How Do You Fuel Up for a Strength Training Workout?
While carb-loading for strength training isn’t necessary, adequate carbohydrate consumption is. “I think for people who are just starting to focus on their nutrition, the number one thing to focus on is, are you getting in enough carbs throughout the day to fuel your brain, your body, and your workout? If so, you can evenly distribute those carbs throughout the day and be just fine,” Sklaver says.
Just how many grams of carbohydrates you need per day will depend on your body composition and activity levels, but, according to Sklaver, most people who are working a traditional desk job, commuting by car, and exercising for about an hour a day need between 1.25 and 1.5 grams of carbohydrates per pound of body weight. If you have a more physically-demanding job or run all of your errands on foot, your requirements may be higher.
A slightly more advanced dietary tactic is to concentrate your carbohydrate intake around your workouts. A good rule of thumb, Sklaver says, is to eat 25 percent of your daily carbohydrate allotment 1 to 4 hours before a workout and another 25 percent within 45 minutes of finishing your workout. The remaining 50 percent of your carbohydrates should be evenly distributed throughout the day. This approach to nutrient timing can also be beneficial for people experiencing insulin resistance or hypothyroidism, Sklaver says. “In those cases, you want to focus your carbs mostly around your workouts because that’s when they’re going to get used the best and that’s when you need them the most,” she says.
More on fueling for resistance training:
Are You Getting Enough Protein? Here’s What the Science Says
What are the Best Sources of Carbohydrates?
Sklaver’s number one tip for choosing carbohydrate sources is to consider their nutritional content. Avoid simple carbohydrates like candy, baked goods, and sugary drinks that have no redeeming nutrients.
Unlike a professional athlete, the everyday person or fitness enthusiast doesn’t have the “luxury of hundreds and hundreds of grams of carbs per day,” Sklaver says. Their carbohydrates have to keep them feeling satiated, deliver vital nutrition, and fuel their brains and bodies. “So, if you’re only getting 150 carbs a day, I’m not going to tell you to have 50 of your carbs from fruit and that’s it, because you’re going to be hungry,” Sklaver says. “I want you to have a potato or a rice bowl after your workout. Something that’s substantial.”

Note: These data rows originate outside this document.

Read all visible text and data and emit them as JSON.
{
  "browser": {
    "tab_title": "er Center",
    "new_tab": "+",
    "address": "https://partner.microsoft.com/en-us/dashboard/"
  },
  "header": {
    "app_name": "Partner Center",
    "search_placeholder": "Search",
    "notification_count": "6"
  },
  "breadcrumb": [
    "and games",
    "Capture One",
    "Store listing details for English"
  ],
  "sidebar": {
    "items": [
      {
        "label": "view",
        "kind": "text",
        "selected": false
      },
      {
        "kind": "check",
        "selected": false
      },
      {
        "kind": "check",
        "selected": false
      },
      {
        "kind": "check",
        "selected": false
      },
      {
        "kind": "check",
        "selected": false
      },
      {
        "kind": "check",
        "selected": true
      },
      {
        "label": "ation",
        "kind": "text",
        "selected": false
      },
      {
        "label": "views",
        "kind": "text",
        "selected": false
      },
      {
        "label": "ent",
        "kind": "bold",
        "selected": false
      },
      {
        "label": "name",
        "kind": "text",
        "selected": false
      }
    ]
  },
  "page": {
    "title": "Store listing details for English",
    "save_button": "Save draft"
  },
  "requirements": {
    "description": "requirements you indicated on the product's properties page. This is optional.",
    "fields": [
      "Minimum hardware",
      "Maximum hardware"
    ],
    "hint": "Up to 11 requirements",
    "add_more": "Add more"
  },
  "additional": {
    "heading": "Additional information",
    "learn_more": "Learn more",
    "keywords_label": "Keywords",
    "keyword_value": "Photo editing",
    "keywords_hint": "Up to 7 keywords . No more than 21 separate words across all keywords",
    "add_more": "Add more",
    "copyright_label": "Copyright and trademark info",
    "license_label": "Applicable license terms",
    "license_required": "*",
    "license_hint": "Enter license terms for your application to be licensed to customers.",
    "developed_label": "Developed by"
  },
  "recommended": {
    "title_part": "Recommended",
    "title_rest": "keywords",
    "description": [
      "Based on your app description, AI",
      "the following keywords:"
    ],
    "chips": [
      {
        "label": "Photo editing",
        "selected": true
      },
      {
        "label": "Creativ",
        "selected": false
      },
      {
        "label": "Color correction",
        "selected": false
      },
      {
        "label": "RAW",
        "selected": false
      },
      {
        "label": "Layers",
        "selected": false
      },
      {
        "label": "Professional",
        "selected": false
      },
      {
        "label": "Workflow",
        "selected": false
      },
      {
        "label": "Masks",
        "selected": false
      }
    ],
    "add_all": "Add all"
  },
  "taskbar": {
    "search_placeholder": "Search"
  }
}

Here are a few more options to consider if you need inspiration:
- Whole-grain toast with peanut butter and banana
- Roasted chickpeas
- Greek yogurt with granola and berries
- Oatmeal with sliced fruit
- Savory fonio porridge with sauteed greens and mushrooms
- Baked sweet potato
- Grain bowl with quinoa, vegetables, and chicken
- Rice, bean, and vegetable burrito with a whole wheat tortilla